# Task goal
Report only the number of lines in the following entries where the word "ready" occurs.

#####

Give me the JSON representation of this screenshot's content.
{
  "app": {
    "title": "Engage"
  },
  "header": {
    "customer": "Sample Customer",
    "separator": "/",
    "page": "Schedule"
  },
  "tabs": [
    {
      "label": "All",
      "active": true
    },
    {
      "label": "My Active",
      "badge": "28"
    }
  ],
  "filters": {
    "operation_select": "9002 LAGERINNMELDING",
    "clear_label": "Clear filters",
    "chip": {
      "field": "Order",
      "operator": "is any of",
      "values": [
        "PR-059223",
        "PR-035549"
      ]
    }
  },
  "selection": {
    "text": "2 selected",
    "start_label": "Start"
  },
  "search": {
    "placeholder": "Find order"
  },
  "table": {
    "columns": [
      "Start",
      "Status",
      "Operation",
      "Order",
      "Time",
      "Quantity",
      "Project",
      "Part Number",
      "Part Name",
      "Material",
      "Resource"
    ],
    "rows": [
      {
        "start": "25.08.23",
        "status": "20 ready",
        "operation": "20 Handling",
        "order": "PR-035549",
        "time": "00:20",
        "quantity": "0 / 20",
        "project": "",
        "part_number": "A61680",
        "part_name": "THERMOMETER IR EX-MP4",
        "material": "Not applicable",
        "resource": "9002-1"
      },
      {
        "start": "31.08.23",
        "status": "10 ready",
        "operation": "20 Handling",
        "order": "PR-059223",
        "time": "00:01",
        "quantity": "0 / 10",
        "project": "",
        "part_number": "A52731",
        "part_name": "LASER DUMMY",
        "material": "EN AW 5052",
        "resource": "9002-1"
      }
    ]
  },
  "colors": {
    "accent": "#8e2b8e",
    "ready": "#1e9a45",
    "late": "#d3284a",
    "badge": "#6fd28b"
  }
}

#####

# Output
3